*** PROVIDED INFORMATION ***

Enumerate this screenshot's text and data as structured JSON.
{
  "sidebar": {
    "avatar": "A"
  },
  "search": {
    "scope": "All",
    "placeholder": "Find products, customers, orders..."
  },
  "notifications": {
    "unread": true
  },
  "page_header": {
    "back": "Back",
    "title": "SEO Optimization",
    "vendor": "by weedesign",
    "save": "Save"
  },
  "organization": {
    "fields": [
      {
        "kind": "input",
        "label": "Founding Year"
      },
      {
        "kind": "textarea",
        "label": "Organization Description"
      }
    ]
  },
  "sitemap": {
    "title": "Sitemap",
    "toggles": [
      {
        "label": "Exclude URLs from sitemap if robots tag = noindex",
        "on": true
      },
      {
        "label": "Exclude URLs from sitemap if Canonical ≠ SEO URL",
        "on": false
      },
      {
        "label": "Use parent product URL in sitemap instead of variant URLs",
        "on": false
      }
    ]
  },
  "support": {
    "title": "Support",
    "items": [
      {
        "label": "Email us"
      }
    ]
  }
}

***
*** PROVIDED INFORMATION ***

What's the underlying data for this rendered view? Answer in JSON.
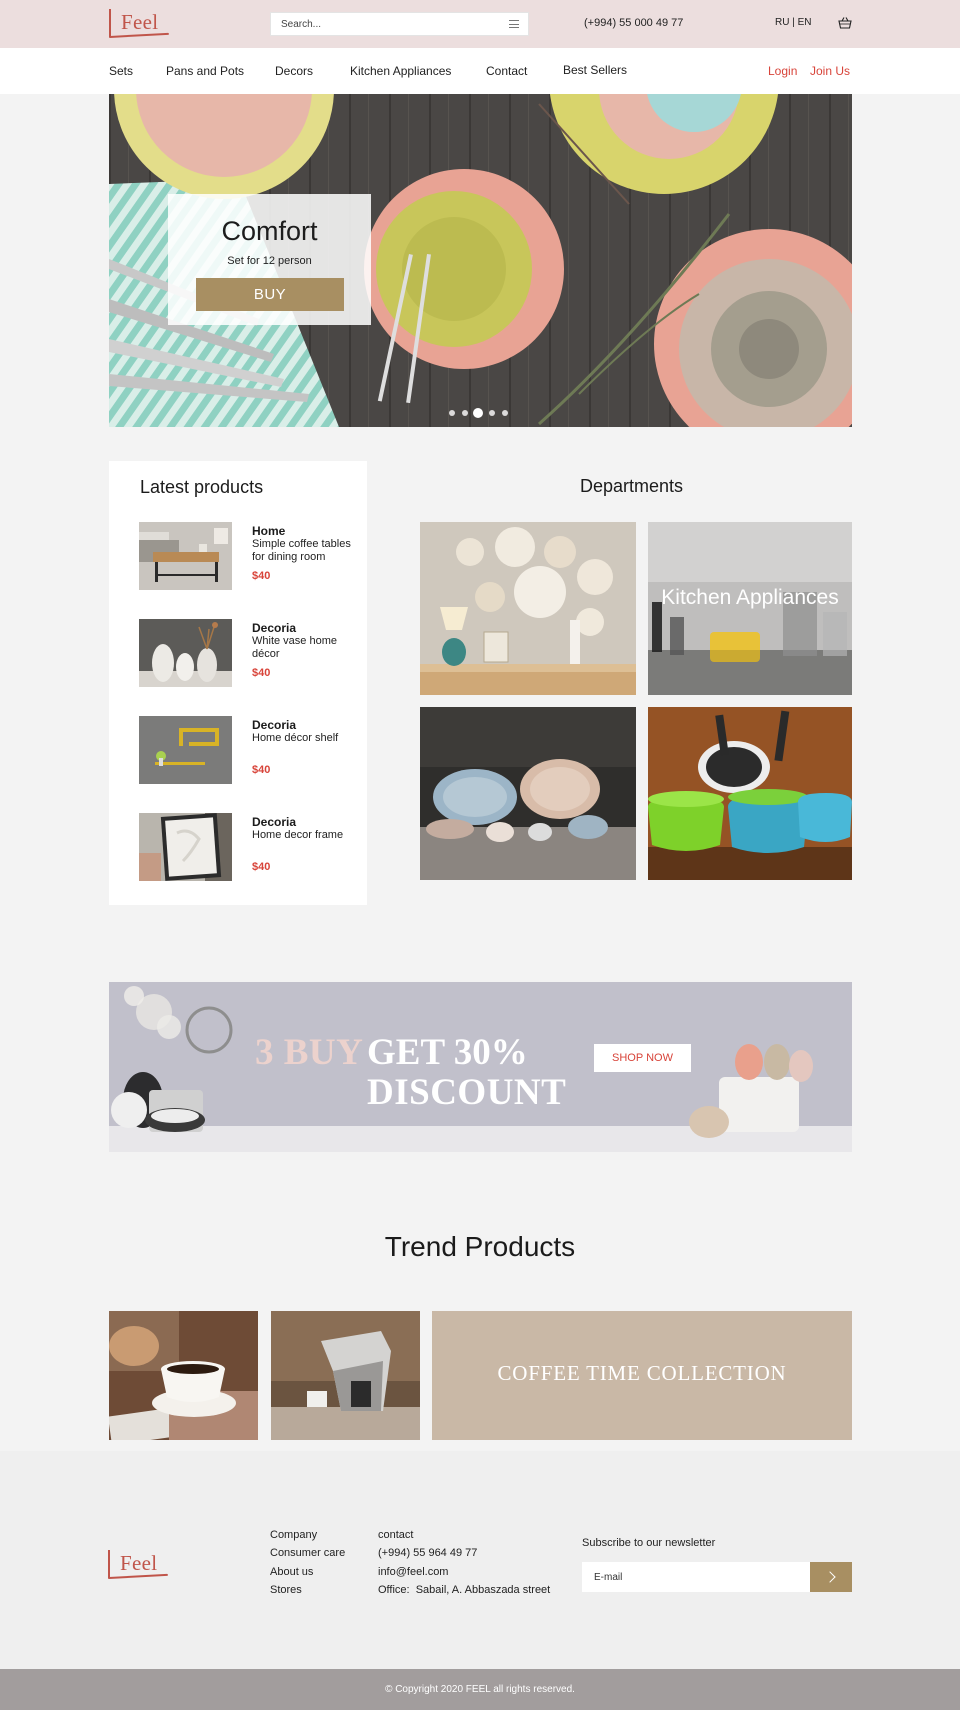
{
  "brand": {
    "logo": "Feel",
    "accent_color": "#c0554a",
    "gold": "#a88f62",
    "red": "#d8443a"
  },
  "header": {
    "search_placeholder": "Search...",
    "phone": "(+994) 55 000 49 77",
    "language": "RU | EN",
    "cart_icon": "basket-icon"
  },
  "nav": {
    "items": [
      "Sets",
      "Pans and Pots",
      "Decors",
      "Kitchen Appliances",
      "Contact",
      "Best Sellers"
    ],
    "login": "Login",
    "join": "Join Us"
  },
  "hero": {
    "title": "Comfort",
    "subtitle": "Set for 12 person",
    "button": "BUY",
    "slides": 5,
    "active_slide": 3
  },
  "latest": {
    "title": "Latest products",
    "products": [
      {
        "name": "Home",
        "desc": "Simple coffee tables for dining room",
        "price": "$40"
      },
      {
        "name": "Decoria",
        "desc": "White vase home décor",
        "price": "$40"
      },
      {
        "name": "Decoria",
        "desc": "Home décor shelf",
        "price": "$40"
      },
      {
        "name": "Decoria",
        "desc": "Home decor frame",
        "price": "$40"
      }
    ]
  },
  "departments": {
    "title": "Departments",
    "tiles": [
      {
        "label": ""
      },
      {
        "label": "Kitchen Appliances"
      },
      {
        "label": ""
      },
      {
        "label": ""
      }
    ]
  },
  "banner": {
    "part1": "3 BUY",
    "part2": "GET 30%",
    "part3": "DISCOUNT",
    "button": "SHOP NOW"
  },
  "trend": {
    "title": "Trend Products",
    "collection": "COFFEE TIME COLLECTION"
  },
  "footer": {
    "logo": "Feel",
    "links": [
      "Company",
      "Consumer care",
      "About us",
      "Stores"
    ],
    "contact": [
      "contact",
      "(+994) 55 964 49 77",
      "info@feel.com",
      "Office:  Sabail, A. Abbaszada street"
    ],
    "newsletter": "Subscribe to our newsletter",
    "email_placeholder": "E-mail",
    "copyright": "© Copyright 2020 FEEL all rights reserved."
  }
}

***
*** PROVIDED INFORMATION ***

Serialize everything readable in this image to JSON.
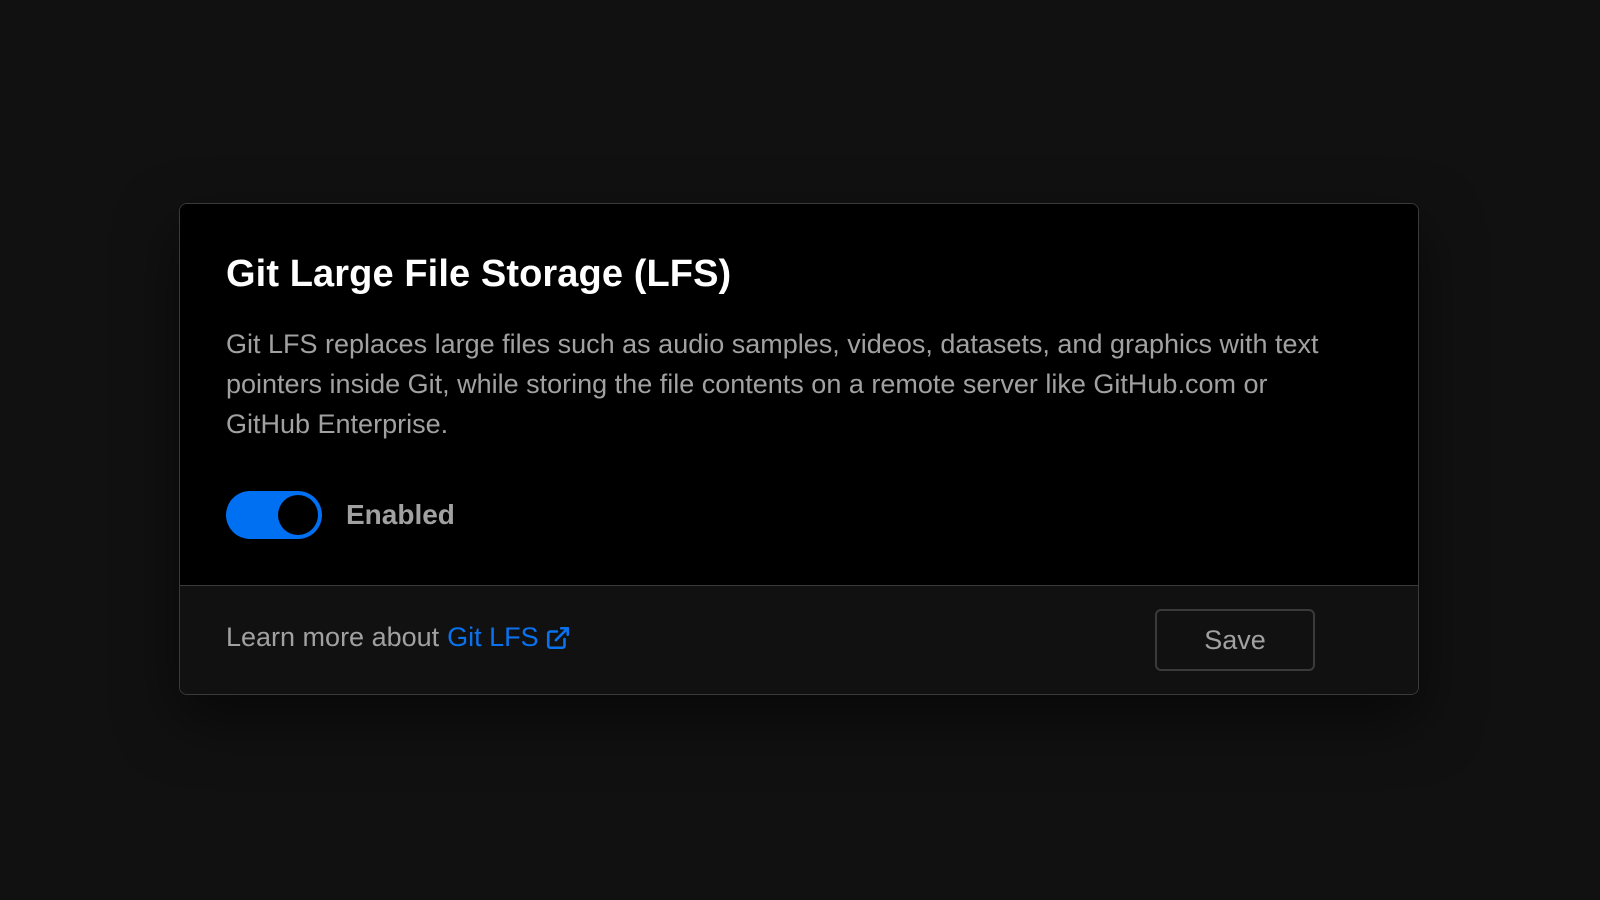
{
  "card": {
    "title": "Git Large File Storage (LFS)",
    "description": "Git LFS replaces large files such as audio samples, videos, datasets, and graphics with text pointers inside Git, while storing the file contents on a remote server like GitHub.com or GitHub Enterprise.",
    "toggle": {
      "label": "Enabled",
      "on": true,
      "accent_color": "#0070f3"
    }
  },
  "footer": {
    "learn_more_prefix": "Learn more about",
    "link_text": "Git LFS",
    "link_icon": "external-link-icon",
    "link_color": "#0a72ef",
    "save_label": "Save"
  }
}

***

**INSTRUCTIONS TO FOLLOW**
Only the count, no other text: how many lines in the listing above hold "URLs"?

**TASK SOLUTION**
3